Generic techniques to reduce the size of the IFS

The IPL copies the IFS from flash memory into RAM. The kernel and the applications can begin running only after this copy operation is complete. Therefore, the smaller you make the IFS, the sooner those components can run. Here are some general techniques that you can use:
Remove unused executables
Remove executables from the image only if the benefits of doing so outweigh the loss of useful tools.
Note that you don't have to manually strip executables of their debug information; mkifs takes care of that automatically. Note that mkefs doesn't automatically strip binaries—you should do this in your makefile.
Use symbolic links
Shared libraries in POSIX systems, including the QNX Neutrino RTOS, typically have two representations in the filesystem: a regular filename (with a version number) and a symbolic link (without a version number). For instance, and The target system should contain both representations; thus, code that requires a specific version of the shared library can link to that version, and code that doesn't care can link to the generic version. On Windows, which doesn't support true symbolic links, the QNX development installation creates duplicates of linked files, instead of symbolic links.
If you use both versioned and nonversioned representations of shared objects on your target, make a symbolic link to the other, either in the QNX Momentics IDE or in the boot script. Otherwise, you risk ending up with two distinct copies of the executable in the IFS. Since many shared libraries can be rather large (, for instance, ranges from 600 KB to 700 KB), performing this step can reduce the IFS size significantly.
Move selected files into an external filesystem
If a file doesn't need to start early in the boot process, move it into a flash external filesystem.

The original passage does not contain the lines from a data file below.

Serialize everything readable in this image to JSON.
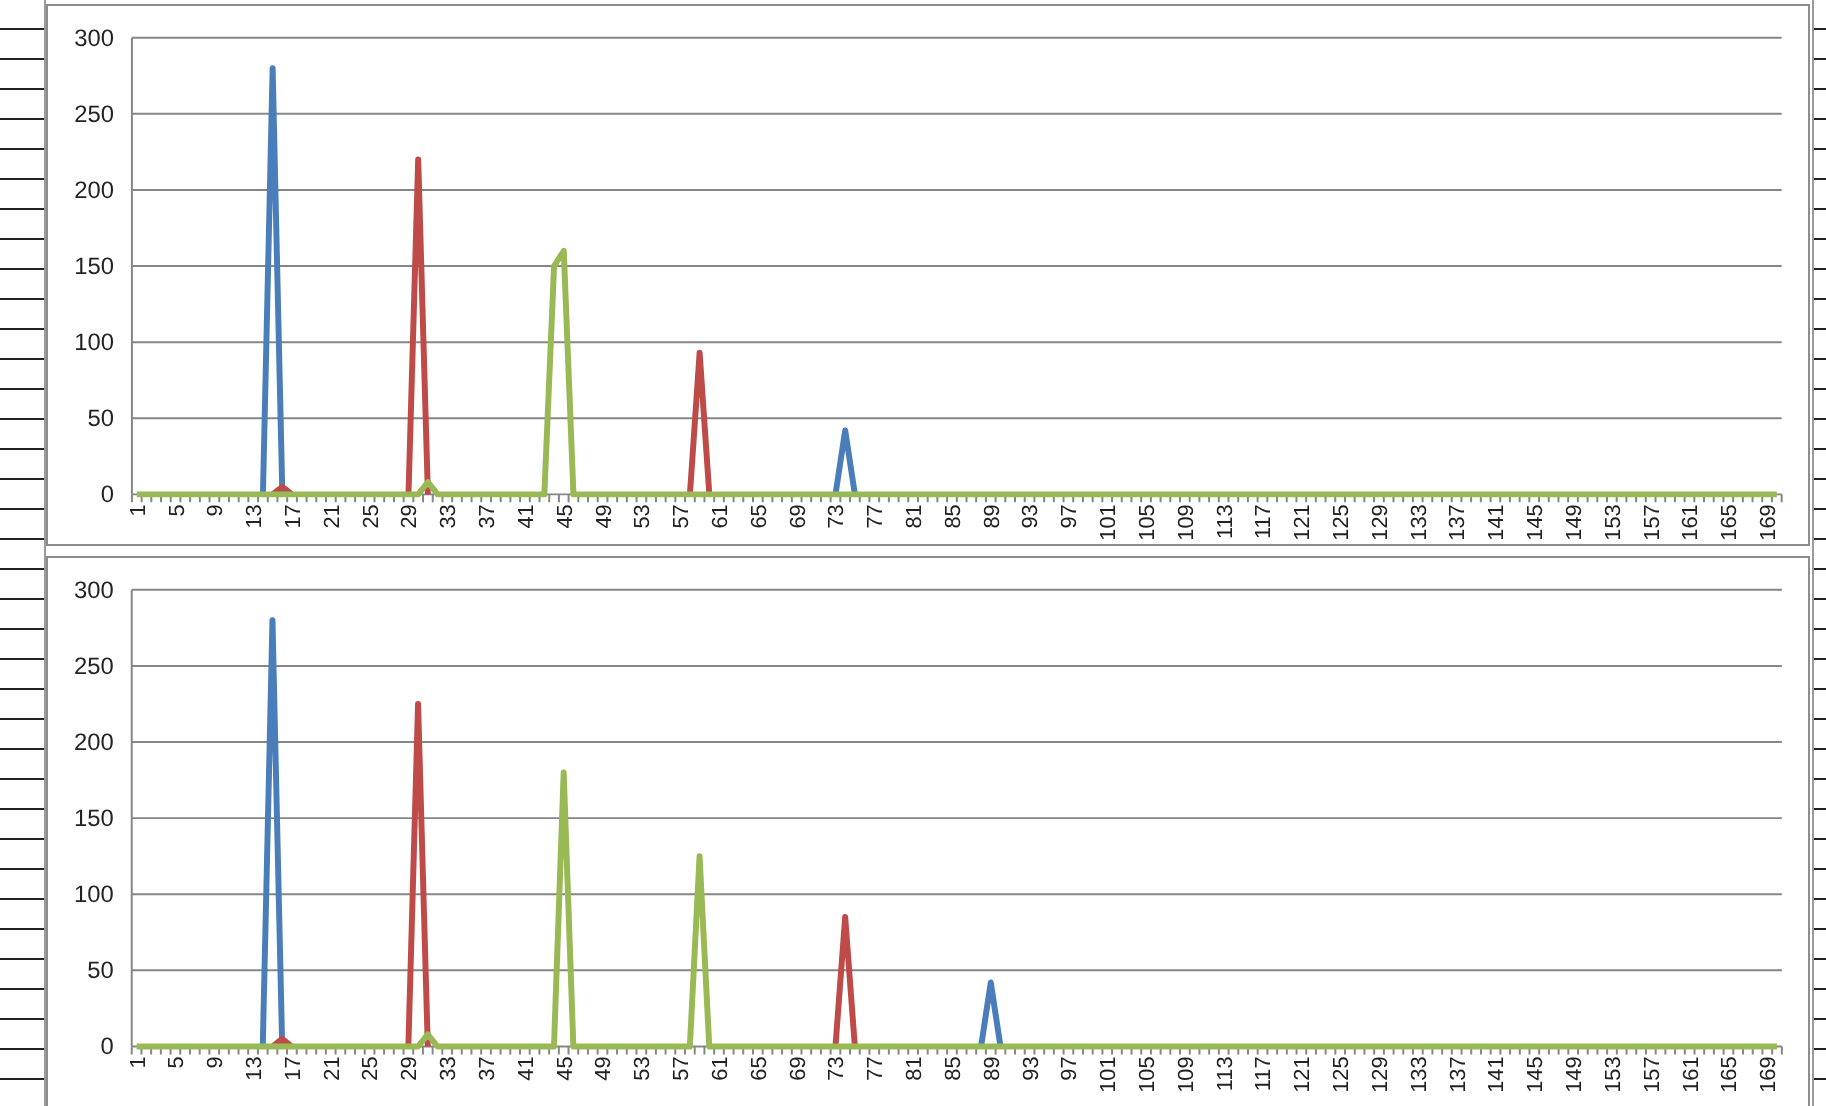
{
  "charts": [
    {
      "chart_data": {
        "type": "line",
        "grid": true,
        "ylim": [
          0,
          300
        ],
        "yticks": [
          0,
          50,
          100,
          150,
          200,
          250,
          300
        ],
        "xlim": [
          0.5,
          170.5
        ],
        "xticks": [
          1,
          5,
          9,
          13,
          17,
          21,
          25,
          29,
          33,
          37,
          41,
          45,
          49,
          53,
          57,
          61,
          65,
          69,
          73,
          77,
          81,
          85,
          89,
          93,
          97,
          101,
          105,
          109,
          113,
          117,
          121,
          125,
          129,
          133,
          137,
          141,
          145,
          149,
          153,
          157,
          161,
          165,
          169
        ],
        "x": [
          1,
          2,
          3,
          4,
          5,
          6,
          7,
          8,
          9,
          10,
          11,
          12,
          13,
          14,
          15,
          16,
          17,
          18,
          19,
          20,
          21,
          22,
          23,
          24,
          25,
          26,
          27,
          28,
          29,
          30,
          31,
          32,
          33,
          34,
          35,
          36,
          37,
          38,
          39,
          40,
          41,
          42,
          43,
          44,
          45,
          46,
          47,
          48,
          49,
          50,
          51,
          52,
          53,
          54,
          55,
          56,
          57,
          58,
          59,
          60,
          61,
          62,
          63,
          64,
          65,
          66,
          67,
          68,
          69,
          70,
          71,
          72,
          73,
          74,
          75,
          76,
          77,
          78,
          79,
          80,
          81,
          82,
          83,
          84,
          85,
          86,
          87,
          88,
          89,
          90,
          91,
          92,
          93,
          94,
          95,
          96,
          97,
          98,
          99,
          100,
          101,
          102,
          103,
          104,
          105,
          106,
          107,
          108,
          109,
          110,
          111,
          112,
          113,
          114,
          115,
          116,
          117,
          118,
          119,
          120,
          121,
          122,
          123,
          124,
          125,
          126,
          127,
          128,
          129,
          130,
          131,
          132,
          133,
          134,
          135,
          136,
          137,
          138,
          139,
          140,
          141,
          142,
          143,
          144,
          145,
          146,
          147,
          148,
          149,
          150,
          151,
          152,
          153,
          154,
          155,
          156,
          157,
          158,
          159,
          160,
          161,
          162,
          163,
          164,
          165,
          166,
          167,
          168,
          169,
          170
        ],
        "series": [
          {
            "color": "#4a7ebb",
            "values": [
              null,
              null,
              null,
              null,
              null,
              null,
              null,
              null,
              null,
              null,
              null,
              null,
              null,
              0,
              280,
              0,
              null,
              null,
              null,
              null,
              null,
              null,
              null,
              null,
              null,
              null,
              null,
              null,
              null,
              null,
              null,
              null,
              null,
              null,
              null,
              null,
              null,
              null,
              null,
              null,
              null,
              null,
              null,
              null,
              null,
              null,
              null,
              null,
              null,
              null,
              null,
              null,
              null,
              null,
              null,
              null,
              null,
              null,
              null,
              null,
              null,
              null,
              null,
              null,
              null,
              null,
              null,
              null,
              null,
              null,
              null,
              null,
              0,
              42,
              0,
              null,
              null,
              null,
              null,
              null,
              null,
              null,
              null,
              null,
              null,
              null,
              null,
              null,
              null,
              null,
              null,
              null,
              null,
              null,
              null,
              null,
              null,
              null,
              null,
              null,
              null,
              null,
              null,
              null,
              null,
              null,
              null,
              null,
              null,
              null,
              null,
              null,
              null,
              null,
              null,
              null,
              null,
              null,
              null,
              null,
              null,
              null,
              null,
              null,
              null,
              null,
              null,
              null,
              null,
              null,
              null,
              null,
              null,
              null,
              null,
              null,
              null,
              null,
              null,
              null,
              null,
              null,
              null,
              null,
              null,
              null,
              null,
              null,
              null,
              null,
              null,
              null,
              null,
              null,
              null,
              null,
              null,
              null,
              null,
              null,
              null,
              null,
              null,
              null,
              null,
              null,
              null,
              null,
              null,
              null
            ]
          },
          {
            "color": "#be4b48",
            "values": [
              null,
              null,
              null,
              null,
              null,
              null,
              null,
              null,
              null,
              null,
              null,
              null,
              null,
              null,
              0,
              5,
              0,
              null,
              null,
              null,
              null,
              null,
              null,
              null,
              null,
              null,
              null,
              null,
              0,
              220,
              0,
              null,
              null,
              null,
              null,
              null,
              null,
              null,
              null,
              null,
              null,
              null,
              null,
              null,
              null,
              null,
              null,
              null,
              null,
              null,
              null,
              null,
              null,
              null,
              null,
              null,
              null,
              0,
              93,
              0,
              null,
              null,
              null,
              null,
              null,
              null,
              null,
              null,
              null,
              null,
              null,
              null,
              null,
              null,
              null,
              null,
              null,
              null,
              null,
              null,
              null,
              null,
              null,
              null,
              null,
              null,
              null,
              null,
              null,
              null,
              null,
              null,
              null,
              null,
              null,
              null,
              null,
              null,
              null,
              null,
              null,
              null,
              null,
              null,
              null,
              null,
              null,
              null,
              null,
              null,
              null,
              null,
              null,
              null,
              null,
              null,
              null,
              null,
              null,
              null,
              null,
              null,
              null,
              null,
              null,
              null,
              null,
              null,
              null,
              null,
              null,
              null,
              null,
              null,
              null,
              null,
              null,
              null,
              null,
              null,
              null,
              null,
              null,
              null,
              null,
              null,
              null,
              null,
              null,
              null,
              null,
              null,
              null,
              null,
              null,
              null,
              null,
              null,
              null,
              null,
              null,
              null,
              null,
              null,
              null,
              null,
              null,
              null,
              null,
              null
            ]
          },
          {
            "color": "#98b954",
            "values": [
              0,
              0,
              0,
              0,
              0,
              0,
              0,
              0,
              0,
              0,
              0,
              0,
              0,
              0,
              0,
              0,
              0,
              0,
              0,
              0,
              0,
              0,
              0,
              0,
              0,
              0,
              0,
              0,
              0,
              0,
              8,
              0,
              0,
              0,
              0,
              0,
              0,
              0,
              0,
              0,
              0,
              0,
              0,
              150,
              160,
              0,
              0,
              0,
              0,
              0,
              0,
              0,
              0,
              0,
              0,
              0,
              0,
              0,
              0,
              0,
              0,
              0,
              0,
              0,
              0,
              0,
              0,
              0,
              0,
              0,
              0,
              0,
              0,
              0,
              0,
              0,
              0,
              0,
              0,
              0,
              0,
              0,
              0,
              0,
              0,
              0,
              0,
              0,
              0,
              0,
              0,
              0,
              0,
              0,
              0,
              0,
              0,
              0,
              0,
              0,
              0,
              0,
              0,
              0,
              0,
              0,
              0,
              0,
              0,
              0,
              0,
              0,
              0,
              0,
              0,
              0,
              0,
              0,
              0,
              0,
              0,
              0,
              0,
              0,
              0,
              0,
              0,
              0,
              0,
              0,
              0,
              0,
              0,
              0,
              0,
              0,
              0,
              0,
              0,
              0,
              0,
              0,
              0,
              0,
              0,
              0,
              0,
              0,
              0,
              0,
              0,
              0,
              0,
              0,
              0,
              0,
              0,
              0,
              0,
              0,
              0,
              0,
              0,
              0,
              0,
              0,
              0,
              0,
              0,
              0
            ]
          }
        ]
      }
    },
    {
      "chart_data": {
        "type": "line",
        "grid": true,
        "ylim": [
          0,
          300
        ],
        "yticks": [
          0,
          50,
          100,
          150,
          200,
          250,
          300
        ],
        "xlim": [
          0.5,
          170.5
        ],
        "xticks": [
          1,
          5,
          9,
          13,
          17,
          21,
          25,
          29,
          33,
          37,
          41,
          45,
          49,
          53,
          57,
          61,
          65,
          69,
          73,
          77,
          81,
          85,
          89,
          93,
          97,
          101,
          105,
          109,
          113,
          117,
          121,
          125,
          129,
          133,
          137,
          141,
          145,
          149,
          153,
          157,
          161,
          165,
          169
        ],
        "x": [
          1,
          2,
          3,
          4,
          5,
          6,
          7,
          8,
          9,
          10,
          11,
          12,
          13,
          14,
          15,
          16,
          17,
          18,
          19,
          20,
          21,
          22,
          23,
          24,
          25,
          26,
          27,
          28,
          29,
          30,
          31,
          32,
          33,
          34,
          35,
          36,
          37,
          38,
          39,
          40,
          41,
          42,
          43,
          44,
          45,
          46,
          47,
          48,
          49,
          50,
          51,
          52,
          53,
          54,
          55,
          56,
          57,
          58,
          59,
          60,
          61,
          62,
          63,
          64,
          65,
          66,
          67,
          68,
          69,
          70,
          71,
          72,
          73,
          74,
          75,
          76,
          77,
          78,
          79,
          80,
          81,
          82,
          83,
          84,
          85,
          86,
          87,
          88,
          89,
          90,
          91,
          92,
          93,
          94,
          95,
          96,
          97,
          98,
          99,
          100,
          101,
          102,
          103,
          104,
          105,
          106,
          107,
          108,
          109,
          110,
          111,
          112,
          113,
          114,
          115,
          116,
          117,
          118,
          119,
          120,
          121,
          122,
          123,
          124,
          125,
          126,
          127,
          128,
          129,
          130,
          131,
          132,
          133,
          134,
          135,
          136,
          137,
          138,
          139,
          140,
          141,
          142,
          143,
          144,
          145,
          146,
          147,
          148,
          149,
          150,
          151,
          152,
          153,
          154,
          155,
          156,
          157,
          158,
          159,
          160,
          161,
          162,
          163,
          164,
          165,
          166,
          167,
          168,
          169,
          170
        ],
        "series": [
          {
            "color": "#4a7ebb",
            "values": [
              null,
              null,
              null,
              null,
              null,
              null,
              null,
              null,
              null,
              null,
              null,
              null,
              null,
              0,
              280,
              0,
              null,
              null,
              null,
              null,
              null,
              null,
              null,
              null,
              null,
              null,
              null,
              null,
              null,
              null,
              null,
              null,
              null,
              null,
              null,
              null,
              null,
              null,
              null,
              null,
              null,
              null,
              null,
              null,
              null,
              null,
              null,
              null,
              null,
              null,
              null,
              null,
              null,
              null,
              null,
              null,
              null,
              null,
              null,
              null,
              null,
              null,
              null,
              null,
              null,
              null,
              null,
              null,
              null,
              null,
              null,
              null,
              null,
              null,
              null,
              null,
              null,
              null,
              null,
              null,
              null,
              null,
              null,
              null,
              null,
              null,
              null,
              0,
              42,
              0,
              null,
              null,
              null,
              null,
              null,
              null,
              null,
              null,
              null,
              null,
              null,
              null,
              null,
              null,
              null,
              null,
              null,
              null,
              null,
              null,
              null,
              null,
              null,
              null,
              null,
              null,
              null,
              null,
              null,
              null,
              null,
              null,
              null,
              null,
              null,
              null,
              null,
              null,
              null,
              null,
              null,
              null,
              null,
              null,
              null,
              null,
              null,
              null,
              null,
              null,
              null,
              null,
              null,
              null,
              null,
              null,
              null,
              null,
              null,
              null,
              null,
              null,
              null,
              null,
              null,
              null,
              null,
              null,
              null,
              null,
              null,
              null,
              null,
              null,
              null,
              null,
              null,
              null,
              null,
              null
            ]
          },
          {
            "color": "#be4b48",
            "values": [
              null,
              null,
              null,
              null,
              null,
              null,
              null,
              null,
              null,
              null,
              null,
              null,
              null,
              null,
              0,
              5,
              0,
              null,
              null,
              null,
              null,
              null,
              null,
              null,
              null,
              null,
              null,
              null,
              0,
              225,
              0,
              null,
              null,
              null,
              null,
              null,
              null,
              null,
              null,
              null,
              null,
              null,
              null,
              null,
              null,
              null,
              null,
              null,
              null,
              null,
              null,
              null,
              null,
              null,
              null,
              null,
              null,
              null,
              null,
              null,
              null,
              null,
              null,
              null,
              null,
              null,
              null,
              null,
              null,
              null,
              null,
              null,
              0,
              85,
              0,
              null,
              null,
              null,
              null,
              null,
              null,
              null,
              null,
              null,
              null,
              null,
              null,
              null,
              null,
              null,
              null,
              null,
              null,
              null,
              null,
              null,
              null,
              null,
              null,
              null,
              null,
              null,
              null,
              null,
              null,
              null,
              null,
              null,
              null,
              null,
              null,
              null,
              null,
              null,
              null,
              null,
              null,
              null,
              null,
              null,
              null,
              null,
              null,
              null,
              null,
              null,
              null,
              null,
              null,
              null,
              null,
              null,
              null,
              null,
              null,
              null,
              null,
              null,
              null,
              null,
              null,
              null,
              null,
              null,
              null,
              null,
              null,
              null,
              null,
              null,
              null,
              null,
              null,
              null,
              null,
              null,
              null,
              null,
              null,
              null,
              null,
              null,
              null,
              null,
              null,
              null,
              null,
              null,
              null,
              null
            ]
          },
          {
            "color": "#98b954",
            "values": [
              0,
              0,
              0,
              0,
              0,
              0,
              0,
              0,
              0,
              0,
              0,
              0,
              0,
              0,
              0,
              0,
              0,
              0,
              0,
              0,
              0,
              0,
              0,
              0,
              0,
              0,
              0,
              0,
              0,
              0,
              8,
              0,
              0,
              0,
              0,
              0,
              0,
              0,
              0,
              0,
              0,
              0,
              0,
              0,
              180,
              0,
              0,
              0,
              0,
              0,
              0,
              0,
              0,
              0,
              0,
              0,
              0,
              0,
              125,
              0,
              0,
              0,
              0,
              0,
              0,
              0,
              0,
              0,
              0,
              0,
              0,
              0,
              0,
              0,
              0,
              0,
              0,
              0,
              0,
              0,
              0,
              0,
              0,
              0,
              0,
              0,
              0,
              0,
              0,
              0,
              0,
              0,
              0,
              0,
              0,
              0,
              0,
              0,
              0,
              0,
              0,
              0,
              0,
              0,
              0,
              0,
              0,
              0,
              0,
              0,
              0,
              0,
              0,
              0,
              0,
              0,
              0,
              0,
              0,
              0,
              0,
              0,
              0,
              0,
              0,
              0,
              0,
              0,
              0,
              0,
              0,
              0,
              0,
              0,
              0,
              0,
              0,
              0,
              0,
              0,
              0,
              0,
              0,
              0,
              0,
              0,
              0,
              0,
              0,
              0,
              0,
              0,
              0,
              0,
              0,
              0,
              0,
              0,
              0,
              0,
              0,
              0,
              0,
              0,
              0,
              0,
              0,
              0,
              0,
              0
            ]
          }
        ]
      }
    }
  ]
}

The smallest IFS consists of the kernel, libc, a UART driver, a flash driver, and little else. After the flash driver loads, it can automount the external filesystem partitions, and you can start running the remainder of your drivers or applications files from there.
There is a trade-off here, of course. The IFS is completely loaded from flash into RAM as one big chunk. Once loaded into the IFS, any executables that you run out of IFS will load from RAM into RAM. For external filesystems, the files are loaded out of flash into RAM each time they're needed. So if you need to load an executable multiple times during bootup, it may be better to leave it in IFS since you pay the flash-copying penalty only the first time.